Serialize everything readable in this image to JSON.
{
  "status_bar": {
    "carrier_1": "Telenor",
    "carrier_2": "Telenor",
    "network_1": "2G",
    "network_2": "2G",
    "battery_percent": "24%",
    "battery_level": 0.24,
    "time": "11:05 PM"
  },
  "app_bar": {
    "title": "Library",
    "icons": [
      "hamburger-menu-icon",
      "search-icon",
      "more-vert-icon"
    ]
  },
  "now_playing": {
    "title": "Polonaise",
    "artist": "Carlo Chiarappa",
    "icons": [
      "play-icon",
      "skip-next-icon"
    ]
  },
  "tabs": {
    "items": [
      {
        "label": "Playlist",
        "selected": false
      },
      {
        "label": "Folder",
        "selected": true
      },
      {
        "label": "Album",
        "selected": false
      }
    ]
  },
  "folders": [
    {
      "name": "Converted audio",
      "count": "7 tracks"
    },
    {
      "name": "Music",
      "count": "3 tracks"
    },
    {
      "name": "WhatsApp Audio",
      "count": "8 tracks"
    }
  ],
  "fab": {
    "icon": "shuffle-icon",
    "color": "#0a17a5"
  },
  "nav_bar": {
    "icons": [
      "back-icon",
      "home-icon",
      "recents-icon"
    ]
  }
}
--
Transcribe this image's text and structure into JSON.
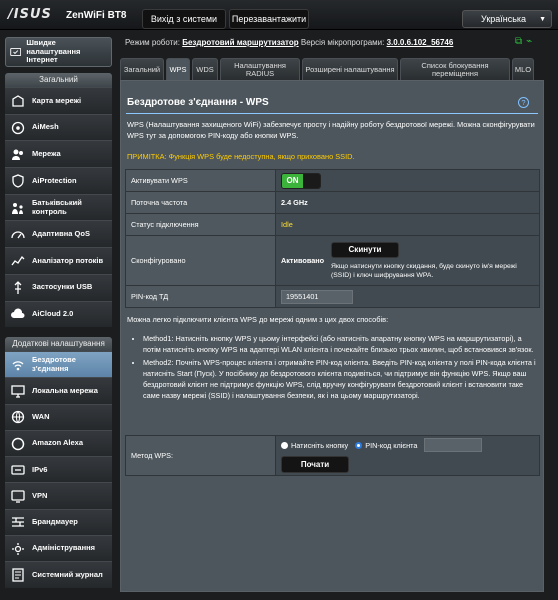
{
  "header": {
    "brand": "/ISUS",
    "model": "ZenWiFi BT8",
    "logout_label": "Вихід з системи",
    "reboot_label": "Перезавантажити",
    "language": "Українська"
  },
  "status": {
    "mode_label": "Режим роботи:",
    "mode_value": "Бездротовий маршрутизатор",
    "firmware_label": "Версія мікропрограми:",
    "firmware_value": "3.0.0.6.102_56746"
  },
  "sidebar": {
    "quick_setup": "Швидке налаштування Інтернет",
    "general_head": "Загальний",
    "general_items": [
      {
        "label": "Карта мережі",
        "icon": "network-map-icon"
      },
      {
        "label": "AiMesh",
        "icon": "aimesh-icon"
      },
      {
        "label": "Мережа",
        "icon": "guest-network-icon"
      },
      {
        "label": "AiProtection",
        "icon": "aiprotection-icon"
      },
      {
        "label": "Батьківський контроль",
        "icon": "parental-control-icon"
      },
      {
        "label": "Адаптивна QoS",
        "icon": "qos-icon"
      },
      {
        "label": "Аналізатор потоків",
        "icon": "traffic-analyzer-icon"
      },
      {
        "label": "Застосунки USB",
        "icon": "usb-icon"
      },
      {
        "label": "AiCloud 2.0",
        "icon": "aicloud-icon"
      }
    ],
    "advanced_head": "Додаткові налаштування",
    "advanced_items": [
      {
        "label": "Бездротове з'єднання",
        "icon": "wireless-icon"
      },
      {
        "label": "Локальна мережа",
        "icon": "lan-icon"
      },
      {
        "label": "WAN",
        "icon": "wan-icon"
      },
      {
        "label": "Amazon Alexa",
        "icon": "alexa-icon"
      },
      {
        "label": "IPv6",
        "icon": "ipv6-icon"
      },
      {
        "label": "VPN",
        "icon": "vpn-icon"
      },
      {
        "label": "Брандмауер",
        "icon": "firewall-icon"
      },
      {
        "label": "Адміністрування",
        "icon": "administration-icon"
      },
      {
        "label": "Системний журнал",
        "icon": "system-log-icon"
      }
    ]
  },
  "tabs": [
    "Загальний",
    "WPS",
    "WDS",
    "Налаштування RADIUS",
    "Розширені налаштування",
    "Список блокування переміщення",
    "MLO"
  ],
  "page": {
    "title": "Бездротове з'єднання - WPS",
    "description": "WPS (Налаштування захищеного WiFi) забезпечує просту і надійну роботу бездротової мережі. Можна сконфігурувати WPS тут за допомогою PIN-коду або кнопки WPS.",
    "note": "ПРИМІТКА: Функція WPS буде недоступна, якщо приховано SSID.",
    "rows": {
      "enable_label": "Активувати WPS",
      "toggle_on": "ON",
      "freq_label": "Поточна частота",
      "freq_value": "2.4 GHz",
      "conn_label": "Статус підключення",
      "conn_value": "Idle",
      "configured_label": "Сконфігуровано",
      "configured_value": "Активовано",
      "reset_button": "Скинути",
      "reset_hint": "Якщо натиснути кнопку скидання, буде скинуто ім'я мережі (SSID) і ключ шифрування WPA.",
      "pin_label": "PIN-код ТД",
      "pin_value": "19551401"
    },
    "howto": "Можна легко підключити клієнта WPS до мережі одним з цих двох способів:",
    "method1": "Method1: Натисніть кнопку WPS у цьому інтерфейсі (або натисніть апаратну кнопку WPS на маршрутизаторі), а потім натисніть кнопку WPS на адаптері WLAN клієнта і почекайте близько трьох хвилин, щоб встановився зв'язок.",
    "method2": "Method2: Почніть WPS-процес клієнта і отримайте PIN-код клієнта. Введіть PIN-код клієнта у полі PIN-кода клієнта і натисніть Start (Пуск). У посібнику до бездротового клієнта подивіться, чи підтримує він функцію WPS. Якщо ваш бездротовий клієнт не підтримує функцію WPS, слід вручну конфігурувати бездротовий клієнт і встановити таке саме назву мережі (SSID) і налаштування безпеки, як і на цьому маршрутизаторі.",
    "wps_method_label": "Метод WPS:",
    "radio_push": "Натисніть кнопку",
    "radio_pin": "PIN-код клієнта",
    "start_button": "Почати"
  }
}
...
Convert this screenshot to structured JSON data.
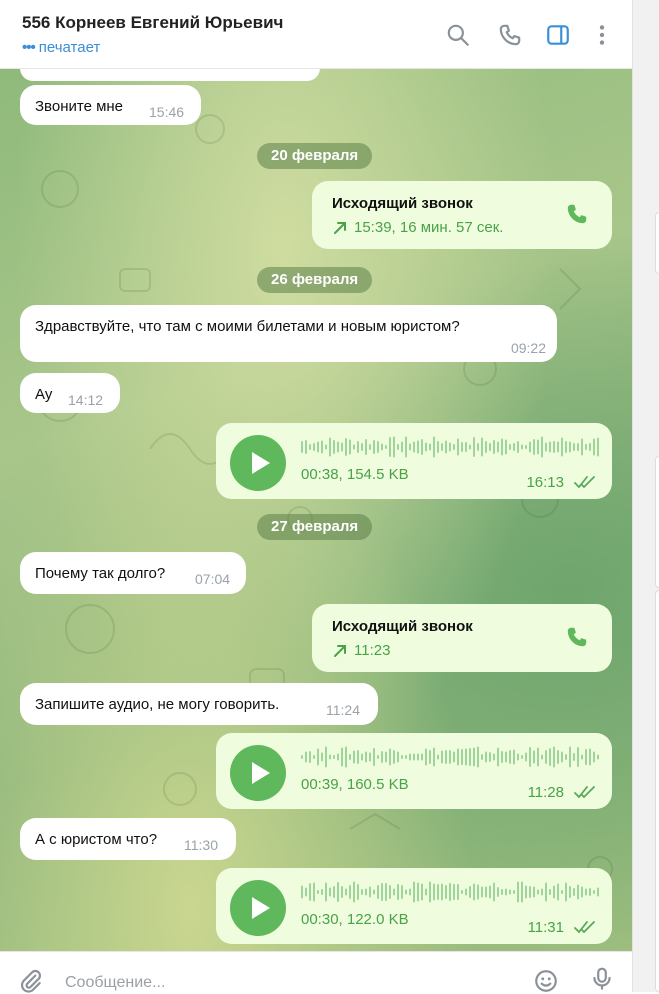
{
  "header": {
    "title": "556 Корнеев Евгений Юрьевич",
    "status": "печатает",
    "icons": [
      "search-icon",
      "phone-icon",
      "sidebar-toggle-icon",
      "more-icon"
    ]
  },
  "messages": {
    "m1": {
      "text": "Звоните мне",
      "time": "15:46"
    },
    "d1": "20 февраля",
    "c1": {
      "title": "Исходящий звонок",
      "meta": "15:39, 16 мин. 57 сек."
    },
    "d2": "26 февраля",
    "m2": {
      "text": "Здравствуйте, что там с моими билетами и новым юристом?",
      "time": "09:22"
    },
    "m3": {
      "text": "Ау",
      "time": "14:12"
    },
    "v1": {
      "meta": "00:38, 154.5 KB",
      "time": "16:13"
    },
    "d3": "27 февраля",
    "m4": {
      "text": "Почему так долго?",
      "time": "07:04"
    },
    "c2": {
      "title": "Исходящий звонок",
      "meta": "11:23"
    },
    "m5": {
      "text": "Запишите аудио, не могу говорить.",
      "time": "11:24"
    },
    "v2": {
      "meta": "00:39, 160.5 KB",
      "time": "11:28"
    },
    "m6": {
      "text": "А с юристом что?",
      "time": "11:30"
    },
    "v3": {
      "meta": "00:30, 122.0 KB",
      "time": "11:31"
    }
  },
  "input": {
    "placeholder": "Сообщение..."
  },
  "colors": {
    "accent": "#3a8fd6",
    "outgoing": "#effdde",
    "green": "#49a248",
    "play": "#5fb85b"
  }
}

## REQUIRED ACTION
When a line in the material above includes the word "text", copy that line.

## ANSWER
Transcribe this image's text and structure into JSON.
      "text": "Звоните мне",
      "text": "Здравствуйте, что там с моими билетами и новым юристом?",
      "text": "Ау",
      "text": "Почему так долго?",
      "text": "Запишите аудио, не могу говорить.",
      "text": "А с юристом что?",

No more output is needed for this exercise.